---------- INPUT RECORDS

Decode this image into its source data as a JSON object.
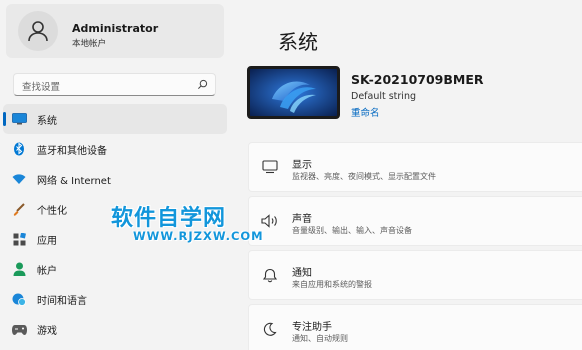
{
  "account": {
    "name": "Administrator",
    "type": "本地帐户"
  },
  "search": {
    "placeholder": "查找设置"
  },
  "nav": {
    "items": [
      {
        "label": "系统",
        "icon": "monitor-icon",
        "active": true
      },
      {
        "label": "蓝牙和其他设备",
        "icon": "bluetooth-icon",
        "active": false
      },
      {
        "label": "网络 & Internet",
        "icon": "wifi-icon",
        "active": false
      },
      {
        "label": "个性化",
        "icon": "brush-icon",
        "active": false
      },
      {
        "label": "应用",
        "icon": "apps-icon",
        "active": false
      },
      {
        "label": "帐户",
        "icon": "person-icon",
        "active": false
      },
      {
        "label": "时间和语言",
        "icon": "globe-clock-icon",
        "active": false
      },
      {
        "label": "游戏",
        "icon": "gamepad-icon",
        "active": false
      }
    ]
  },
  "main": {
    "title": "系统",
    "device": {
      "name": "SK-20210709BMER",
      "description": "Default string",
      "rename_label": "重命名"
    },
    "cards": [
      {
        "title": "显示",
        "subtitle": "监视器、亮度、夜间模式、显示配置文件",
        "icon": "display-icon"
      },
      {
        "title": "声音",
        "subtitle": "音量级别、输出、输入、声音设备",
        "icon": "speaker-icon"
      },
      {
        "title": "通知",
        "subtitle": "来自应用和系统的警报",
        "icon": "bell-icon"
      },
      {
        "title": "专注助手",
        "subtitle": "通知、自动规则",
        "icon": "moon-icon"
      }
    ]
  },
  "watermark": {
    "title": "软件自学网",
    "url": "WWW.RJZXW.COM"
  },
  "colors": {
    "accent": "#0067c0",
    "watermark": "#1296db",
    "background": "#f3f3f3",
    "card": "#fbfbfb"
  }
}
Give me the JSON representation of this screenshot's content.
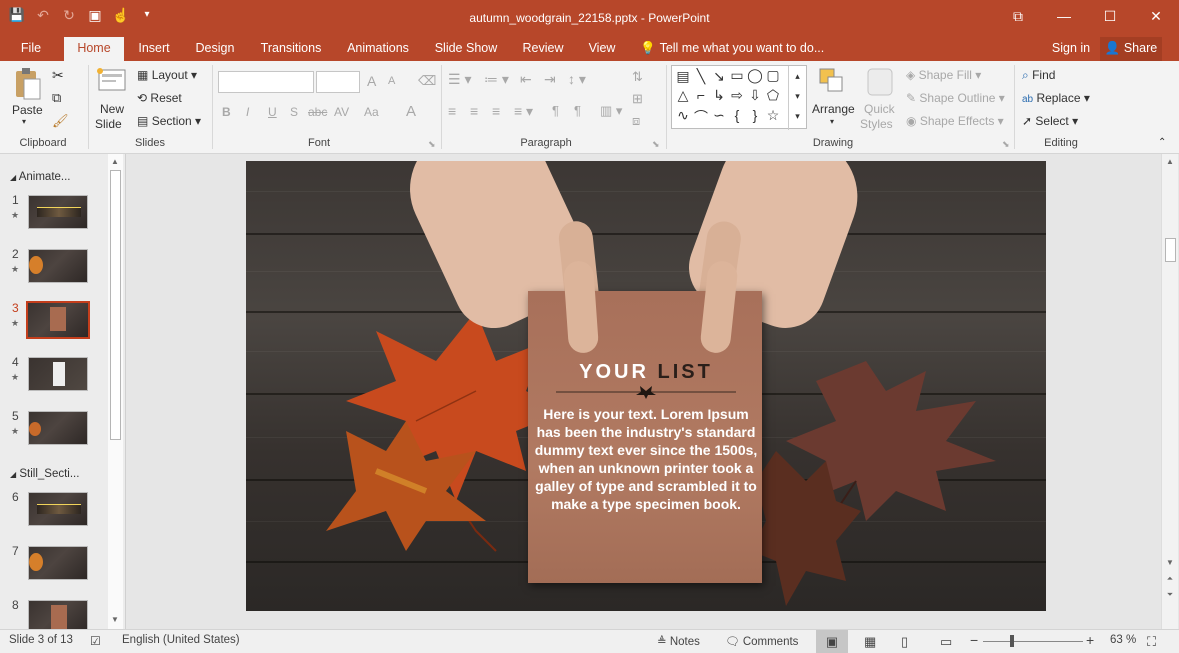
{
  "window": {
    "title": "autumn_woodgrain_22158.pptx - PowerPoint",
    "restore_glyph": "⧉",
    "minimize_glyph": "—",
    "maximize_glyph": "☐",
    "close_glyph": "✕"
  },
  "quick_access": {
    "save_icon": "💾",
    "undo_icon": "↶",
    "redo_icon": "↻",
    "present_icon": "▣",
    "touch_icon": "☝",
    "customize_icon": "▾"
  },
  "tabs": [
    "File",
    "Home",
    "Insert",
    "Design",
    "Transitions",
    "Animations",
    "Slide Show",
    "Review",
    "View"
  ],
  "tell_me": "Tell me what you want to do...",
  "sign_in": "Sign in",
  "share": "Share",
  "ribbon": {
    "clipboard": {
      "paste": "Paste",
      "label": "Clipboard"
    },
    "slides": {
      "new_slide": "New",
      "new_slide2": "Slide",
      "layout": "Layout",
      "reset": "Reset",
      "section": "Section",
      "label": "Slides"
    },
    "font": {
      "label": "Font",
      "bold": "B",
      "italic": "I",
      "underline": "U",
      "shadow": "S",
      "strike": "abc",
      "spacing": "AV",
      "case": "Aa",
      "color": "A",
      "grow": "A",
      "shrink": "A"
    },
    "paragraph": {
      "label": "Paragraph"
    },
    "drawing": {
      "arrange": "Arrange",
      "quick1": "Quick",
      "quick2": "Styles",
      "shape_fill": "Shape Fill",
      "shape_outline": "Shape Outline",
      "shape_effects": "Shape Effects",
      "label": "Drawing"
    },
    "editing": {
      "find": "Find",
      "replace": "Replace",
      "select": "Select",
      "label": "Editing"
    }
  },
  "slide_panel": {
    "sections": [
      "Animate...",
      "Still_Secti..."
    ],
    "slide_numbers": [
      "1",
      "2",
      "3",
      "4",
      "5",
      "6",
      "7",
      "8"
    ],
    "active_slide": "3"
  },
  "slide": {
    "title_part1": "YOUR",
    "title_part2": "LIST",
    "body": "Here is your text. Lorem Ipsum has been the industry's standard dummy text ever since the 1500s, when an unknown printer took a galley of type and scrambled it to make a type specimen book."
  },
  "status": {
    "slide_info": "Slide 3 of 13",
    "language": "English (United States)",
    "notes": "Notes",
    "comments": "Comments",
    "zoom": "63 %",
    "zoom_minus": "−",
    "zoom_plus": "+"
  }
}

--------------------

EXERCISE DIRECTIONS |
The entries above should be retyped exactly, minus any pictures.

ANSWER SPACE |
Decode this image into its source data as a JSON object.
{
  "account": {
    "name": "Administrator",
    "type": "本地帐户"
  },
  "search": {
    "placeholder": "查找设置"
  },
  "nav": {
    "items": [
      {
        "label": "系统",
        "icon": "monitor-icon",
        "active": true
      },
      {
        "label": "蓝牙和其他设备",
        "icon": "bluetooth-icon",
        "active": false
      },
      {
        "label": "网络 & Internet",
        "icon": "wifi-icon",
        "active": false
      },
      {
        "label": "个性化",
        "icon": "brush-icon",
        "active": false
      },
      {
        "label": "应用",
        "icon": "apps-icon",
        "active": false
      },
      {
        "label": "帐户",
        "icon": "person-icon",
        "active": false
      },
      {
        "label": "时间和语言",
        "icon": "globe-clock-icon",
        "active": false
      },
      {
        "label": "游戏",
        "icon": "gamepad-icon",
        "active": false
      }
    ]
  },
  "main": {
    "title": "系统",
    "device": {
      "name": "SK-20210709BMER",
      "description": "Default string",
      "rename_label": "重命名"
    },
    "cards": [
      {
        "title": "显示",
        "subtitle": "监视器、亮度、夜间模式、显示配置文件",
        "icon": "display-icon"
      },
      {
        "title": "声音",
        "subtitle": "音量级别、输出、输入、声音设备",
        "icon": "speaker-icon"
      },
      {
        "title": "通知",
        "subtitle": "来自应用和系统的警报",
        "icon": "bell-icon"
      },
      {
        "title": "专注助手",
        "subtitle": "通知、自动规则",
        "icon": "moon-icon"
      }
    ]
  },
  "watermark": {
    "title": "软件自学网",
    "url": "WWW.RJZXW.COM"
  },
  "colors": {
    "accent": "#0067c0",
    "watermark": "#1296db",
    "background": "#f3f3f3",
    "card": "#fbfbfb"
  }
}
Give me the JSON representation of this screenshot's content.
{
  "window": {
    "title": "autumn_woodgrain_22158.pptx - PowerPoint",
    "restore_glyph": "⧉",
    "minimize_glyph": "—",
    "maximize_glyph": "☐",
    "close_glyph": "✕"
  },
  "quick_access": {
    "save_icon": "💾",
    "undo_icon": "↶",
    "redo_icon": "↻",
    "present_icon": "▣",
    "touch_icon": "☝",
    "customize_icon": "▾"
  },
  "tabs": [
    "File",
    "Home",
    "Insert",
    "Design",
    "Transitions",
    "Animations",
    "Slide Show",
    "Review",
    "View"
  ],
  "tell_me": "Tell me what you want to do...",
  "sign_in": "Sign in",
  "share": "Share",
  "ribbon": {
    "clipboard": {
      "paste": "Paste",
      "label": "Clipboard"
    },
    "slides": {
      "new_slide": "New",
      "new_slide2": "Slide",
      "layout": "Layout",
      "reset": "Reset",
      "section": "Section",
      "label": "Slides"
    },
    "font": {
      "label": "Font",
      "bold": "B",
      "italic": "I",
      "underline": "U",
      "shadow": "S",
      "strike": "abc",
      "spacing": "AV",
      "case": "Aa",
      "color": "A",
      "grow": "A",
      "shrink": "A"
    },
    "paragraph": {
      "label": "Paragraph"
    },
    "drawing": {
      "arrange": "Arrange",
      "quick1": "Quick",
      "quick2": "Styles",
      "shape_fill": "Shape Fill",
      "shape_outline": "Shape Outline",
      "shape_effects": "Shape Effects",
      "label": "Drawing"
    },
    "editing": {
      "find": "Find",
      "replace": "Replace",
      "select": "Select",
      "label": "Editing"
    }
  },
  "slide_panel": {
    "sections": [
      "Animate...",
      "Still_Secti..."
    ],
    "slide_numbers": [
      "1",
      "2",
      "3",
      "4",
      "5",
      "6",
      "7",
      "8"
    ],
    "active_slide": "3"
  },
  "slide": {
    "title_part1": "YOUR",
    "title_part2": "LIST",
    "body": "Here is your text. Lorem Ipsum has been the industry's standard dummy text ever since the 1500s, when an unknown printer took a galley of type and scrambled it to make a type specimen book."
  },
  "status": {
    "slide_info": "Slide 3 of 13",
    "language": "English (United States)",
    "notes": "Notes",
    "comments": "Comments",
    "zoom": "63 %",
    "zoom_minus": "−",
    "zoom_plus": "+"
  }
}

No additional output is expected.